Remote monitoring is being used to help plant operators improve the efficiency of their operations by looking for problems before they occur. “We can use the control system to troubleshoot the entire application or process line,” says Scott Lapcewich, general manager of customer support for Rockwell Automation Inc, a Milwaukee-based automation vendor. “We can monitor a paper machine at a paper mill and see everything that’s happening. We use that data to reduce downtime and hone in quickly on problems.”

By monitoring the entire plant, Lapcewich says he can provide immediate response without waiting for the customer to call. “We can get them up and running faster than they can on their own,” says Lapcewich. “We can also look at root causes so we can prevent the problem in the future.”

Remote monitoring can take a step beyond simple maintenance or diagnostics and enter the territory of quality, by working to improve overall equipment effectiveness (OEE). “We can look at a measure of quality, whether it’s yield, throughput, or an availability calculation,” says John Schroeder, program manager for remote monitoring at ABB. “We can use that data to specifically improve OEE or improve availability.”

Optimize multiple plants

Plant managers are also using remote monitoring to benchmark plant operations. A company can view multiple plants and determine which one is operating most efficiently. Operators can then turn to the less efficient plants and replicate the practices of the well-running plant to improve overall manufacturing efficiency.

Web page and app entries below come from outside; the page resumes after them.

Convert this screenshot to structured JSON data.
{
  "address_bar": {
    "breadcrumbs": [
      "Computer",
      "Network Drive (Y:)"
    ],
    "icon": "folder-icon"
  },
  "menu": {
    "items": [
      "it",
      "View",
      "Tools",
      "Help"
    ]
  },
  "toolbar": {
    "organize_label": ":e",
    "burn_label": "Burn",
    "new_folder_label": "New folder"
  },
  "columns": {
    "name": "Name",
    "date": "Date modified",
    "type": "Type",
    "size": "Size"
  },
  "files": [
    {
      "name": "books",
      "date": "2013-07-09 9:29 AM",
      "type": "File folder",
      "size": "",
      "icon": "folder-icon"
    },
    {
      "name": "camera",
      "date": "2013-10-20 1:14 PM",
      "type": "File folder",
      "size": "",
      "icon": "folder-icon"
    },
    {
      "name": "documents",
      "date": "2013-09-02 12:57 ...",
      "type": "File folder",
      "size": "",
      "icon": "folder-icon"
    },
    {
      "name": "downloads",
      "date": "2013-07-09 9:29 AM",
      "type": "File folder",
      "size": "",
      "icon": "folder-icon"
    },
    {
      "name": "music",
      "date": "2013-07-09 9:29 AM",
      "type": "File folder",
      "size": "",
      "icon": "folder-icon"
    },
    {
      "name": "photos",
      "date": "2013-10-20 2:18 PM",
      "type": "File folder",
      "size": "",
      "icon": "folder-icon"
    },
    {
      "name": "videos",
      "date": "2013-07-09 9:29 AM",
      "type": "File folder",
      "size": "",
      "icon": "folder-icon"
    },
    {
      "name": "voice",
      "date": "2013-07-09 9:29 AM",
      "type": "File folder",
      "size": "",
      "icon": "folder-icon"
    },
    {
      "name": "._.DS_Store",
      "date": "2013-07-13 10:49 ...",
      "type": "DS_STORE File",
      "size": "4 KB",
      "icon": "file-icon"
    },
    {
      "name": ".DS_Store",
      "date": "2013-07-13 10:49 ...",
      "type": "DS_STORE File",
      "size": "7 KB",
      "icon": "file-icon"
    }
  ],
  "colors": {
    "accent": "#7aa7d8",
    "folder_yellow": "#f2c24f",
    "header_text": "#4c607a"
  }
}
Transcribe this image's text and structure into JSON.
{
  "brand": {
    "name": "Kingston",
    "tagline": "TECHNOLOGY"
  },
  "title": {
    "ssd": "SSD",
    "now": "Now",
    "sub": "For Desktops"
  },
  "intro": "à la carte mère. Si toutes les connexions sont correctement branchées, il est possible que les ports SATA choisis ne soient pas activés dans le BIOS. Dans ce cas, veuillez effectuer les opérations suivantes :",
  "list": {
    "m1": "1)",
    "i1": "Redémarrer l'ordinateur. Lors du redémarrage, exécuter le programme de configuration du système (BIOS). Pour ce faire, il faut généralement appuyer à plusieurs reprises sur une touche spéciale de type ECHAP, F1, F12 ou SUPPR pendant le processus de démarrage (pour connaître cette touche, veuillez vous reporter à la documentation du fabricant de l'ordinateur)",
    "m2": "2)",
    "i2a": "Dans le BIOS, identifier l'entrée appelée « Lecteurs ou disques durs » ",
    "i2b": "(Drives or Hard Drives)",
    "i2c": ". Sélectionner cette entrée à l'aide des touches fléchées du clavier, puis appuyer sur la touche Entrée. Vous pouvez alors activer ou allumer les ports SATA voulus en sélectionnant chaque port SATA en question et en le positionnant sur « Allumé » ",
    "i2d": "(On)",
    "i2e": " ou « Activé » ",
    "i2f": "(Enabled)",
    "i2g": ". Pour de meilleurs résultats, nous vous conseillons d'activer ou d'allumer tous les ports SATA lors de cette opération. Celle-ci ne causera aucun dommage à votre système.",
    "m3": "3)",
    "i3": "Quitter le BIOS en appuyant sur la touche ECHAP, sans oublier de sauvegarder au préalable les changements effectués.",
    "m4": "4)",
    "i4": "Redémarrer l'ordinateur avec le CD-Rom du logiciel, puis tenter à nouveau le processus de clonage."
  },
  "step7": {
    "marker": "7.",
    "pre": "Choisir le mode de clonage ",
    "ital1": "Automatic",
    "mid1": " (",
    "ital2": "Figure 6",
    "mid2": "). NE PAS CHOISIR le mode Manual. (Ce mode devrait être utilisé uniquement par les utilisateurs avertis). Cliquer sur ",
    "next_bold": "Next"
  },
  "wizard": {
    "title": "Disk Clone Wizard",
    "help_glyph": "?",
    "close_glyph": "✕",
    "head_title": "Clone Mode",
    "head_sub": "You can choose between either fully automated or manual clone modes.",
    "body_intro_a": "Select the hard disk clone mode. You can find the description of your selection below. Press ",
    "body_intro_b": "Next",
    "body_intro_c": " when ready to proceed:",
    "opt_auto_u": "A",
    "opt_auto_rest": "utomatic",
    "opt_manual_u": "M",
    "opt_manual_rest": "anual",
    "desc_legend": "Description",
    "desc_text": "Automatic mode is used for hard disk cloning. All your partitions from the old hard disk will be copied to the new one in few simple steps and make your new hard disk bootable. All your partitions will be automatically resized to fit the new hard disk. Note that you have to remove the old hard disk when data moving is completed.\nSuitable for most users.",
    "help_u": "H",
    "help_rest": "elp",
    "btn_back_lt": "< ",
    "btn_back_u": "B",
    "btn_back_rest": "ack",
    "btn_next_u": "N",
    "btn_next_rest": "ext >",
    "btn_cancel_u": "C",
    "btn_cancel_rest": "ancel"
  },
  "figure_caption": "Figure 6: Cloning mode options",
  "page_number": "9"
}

Rockwell monitors its customers’ plants to help them improve both the manufacturing process and maintenance activities. The company provides the service from its Cleveland offices where the experts work. “We hire people in our Cleveland command center who have application expertise,” says Lapcewich. “We keep frequent communication between our command center and the customer’s team, and we communicate how they can improve processing and maintenance. It’s almost as if we’re there.”

ABB follows a similar track of offering expertise to its customers, except that the company tries to embed that expertise—much like best practices—into the system itself. “We find the experts and build their expertise into the system rather than taking our experts to the customer site,” says Rahr. “The customer monitors the plant, but they may not know if something has happened. We know what set of conditions indicates there will be a problem. We build that knowledge into the system.”

ARC’s Chin believes optimization is one of remote monitoring’s greatest benefits, because it gives companies the ability to create a benchmark and bring all company operations up to a gold standard. “If Kraft has 100 plants making similar stuff, they can monitor and collect all of the information and look at the best-performing plant,” says Chin. “You use that as a benchmark to make all the plants run well. Then you manage by exception and you don’t have to do inspections.”

For more information, search keyword “remote monitoring” at www.automationworld.com.

See sidebar to this article: The Internet Brings Monitoring Costs Down